- [Task brief]
Below are the records; work out how many lines among them contain "Copy", and write nothing besides that number.
── Records to process
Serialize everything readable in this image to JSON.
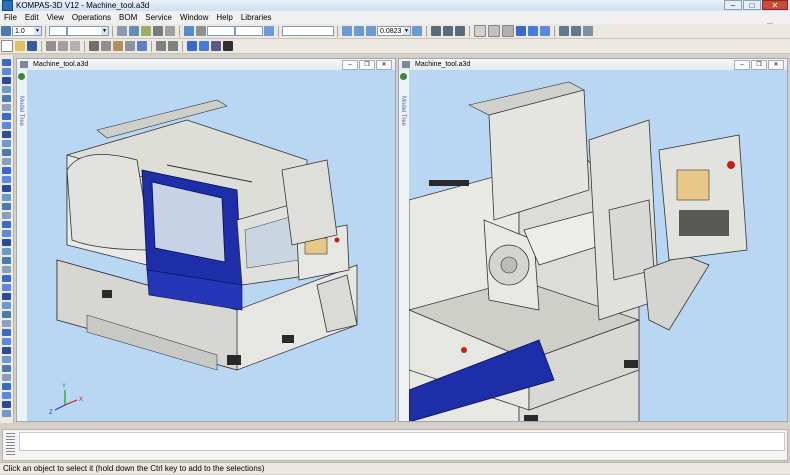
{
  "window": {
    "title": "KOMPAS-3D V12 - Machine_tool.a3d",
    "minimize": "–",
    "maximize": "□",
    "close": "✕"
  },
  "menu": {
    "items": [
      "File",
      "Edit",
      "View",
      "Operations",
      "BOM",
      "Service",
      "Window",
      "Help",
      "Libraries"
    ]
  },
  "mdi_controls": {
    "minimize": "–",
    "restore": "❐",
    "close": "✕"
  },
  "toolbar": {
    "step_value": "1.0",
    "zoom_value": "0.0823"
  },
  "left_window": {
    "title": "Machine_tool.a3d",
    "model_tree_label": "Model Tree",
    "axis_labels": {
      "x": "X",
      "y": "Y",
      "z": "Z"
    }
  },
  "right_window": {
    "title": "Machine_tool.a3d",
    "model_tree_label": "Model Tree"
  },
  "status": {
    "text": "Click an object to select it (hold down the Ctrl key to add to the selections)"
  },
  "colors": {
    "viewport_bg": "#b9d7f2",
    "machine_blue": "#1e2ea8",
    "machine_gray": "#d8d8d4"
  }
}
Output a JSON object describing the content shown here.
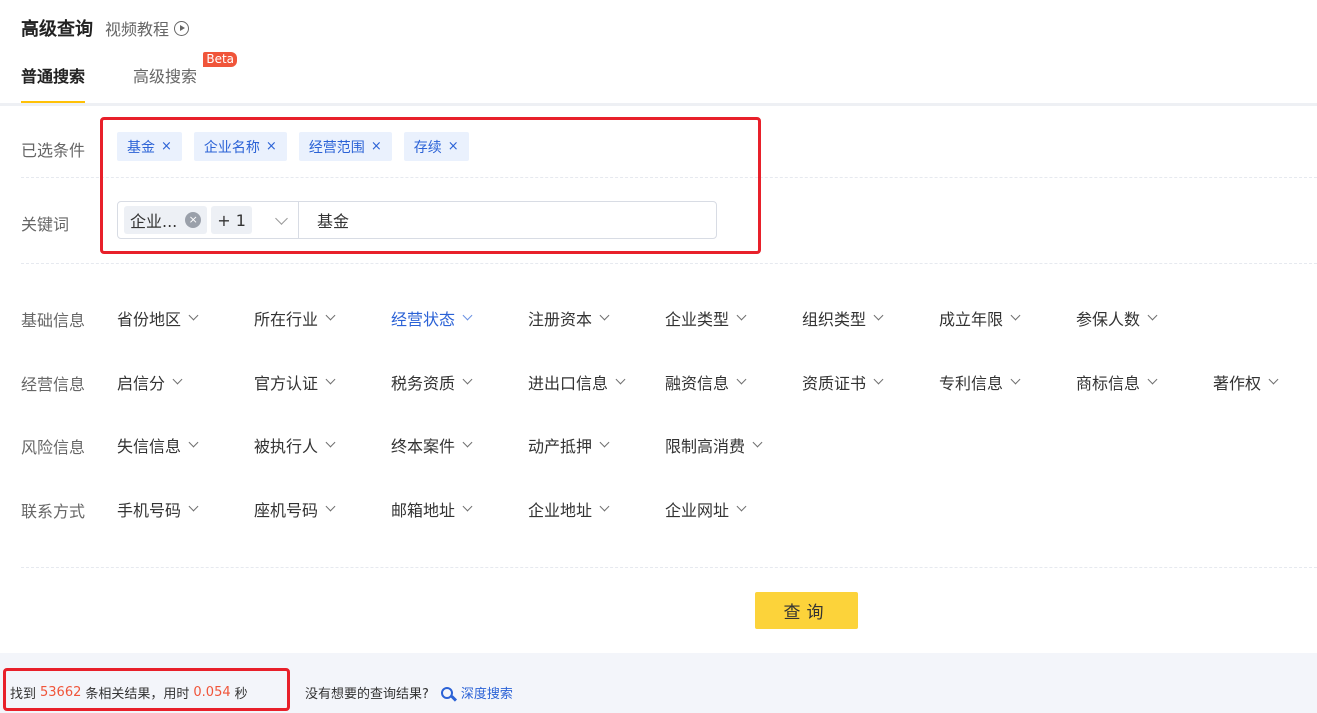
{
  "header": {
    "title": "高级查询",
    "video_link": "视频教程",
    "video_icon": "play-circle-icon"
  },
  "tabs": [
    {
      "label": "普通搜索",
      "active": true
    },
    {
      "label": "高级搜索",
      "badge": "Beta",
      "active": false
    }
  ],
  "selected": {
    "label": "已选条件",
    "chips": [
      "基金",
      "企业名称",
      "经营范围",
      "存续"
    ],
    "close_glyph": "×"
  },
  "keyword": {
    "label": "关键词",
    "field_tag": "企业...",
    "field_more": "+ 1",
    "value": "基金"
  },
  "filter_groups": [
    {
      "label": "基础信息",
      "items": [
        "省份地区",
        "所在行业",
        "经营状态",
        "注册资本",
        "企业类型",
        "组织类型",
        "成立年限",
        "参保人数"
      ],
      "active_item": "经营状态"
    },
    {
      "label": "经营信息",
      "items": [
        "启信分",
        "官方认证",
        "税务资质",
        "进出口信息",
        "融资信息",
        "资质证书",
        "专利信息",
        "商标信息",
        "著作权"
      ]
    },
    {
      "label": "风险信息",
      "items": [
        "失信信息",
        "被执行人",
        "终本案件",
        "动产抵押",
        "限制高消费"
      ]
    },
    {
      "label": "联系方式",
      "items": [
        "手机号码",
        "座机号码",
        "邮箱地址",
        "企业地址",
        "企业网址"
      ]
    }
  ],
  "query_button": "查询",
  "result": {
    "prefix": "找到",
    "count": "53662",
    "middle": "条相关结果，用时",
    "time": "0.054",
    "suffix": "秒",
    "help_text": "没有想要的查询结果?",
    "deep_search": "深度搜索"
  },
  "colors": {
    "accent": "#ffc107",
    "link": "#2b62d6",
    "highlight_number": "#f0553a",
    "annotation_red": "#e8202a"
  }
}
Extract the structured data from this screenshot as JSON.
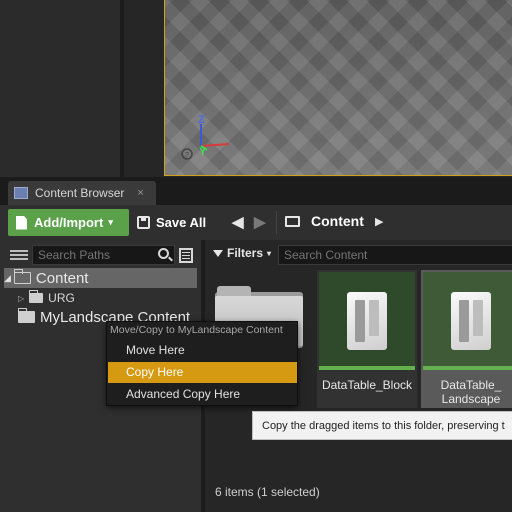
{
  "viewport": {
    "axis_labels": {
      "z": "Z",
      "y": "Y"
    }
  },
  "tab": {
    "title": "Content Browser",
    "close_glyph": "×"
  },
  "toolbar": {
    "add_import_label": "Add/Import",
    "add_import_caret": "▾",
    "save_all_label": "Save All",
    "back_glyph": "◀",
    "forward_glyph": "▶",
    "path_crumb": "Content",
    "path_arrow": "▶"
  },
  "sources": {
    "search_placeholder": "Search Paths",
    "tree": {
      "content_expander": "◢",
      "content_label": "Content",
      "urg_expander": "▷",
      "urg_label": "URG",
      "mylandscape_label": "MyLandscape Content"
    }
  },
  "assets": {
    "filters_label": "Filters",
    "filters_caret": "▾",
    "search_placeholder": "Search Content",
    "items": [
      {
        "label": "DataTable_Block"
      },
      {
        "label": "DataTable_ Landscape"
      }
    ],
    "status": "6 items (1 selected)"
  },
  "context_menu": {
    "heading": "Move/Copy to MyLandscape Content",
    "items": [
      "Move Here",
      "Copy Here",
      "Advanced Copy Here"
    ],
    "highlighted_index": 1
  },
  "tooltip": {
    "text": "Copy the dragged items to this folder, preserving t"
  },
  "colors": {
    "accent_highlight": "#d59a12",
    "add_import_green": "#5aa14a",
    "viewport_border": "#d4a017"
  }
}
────
- [Result of the task]
4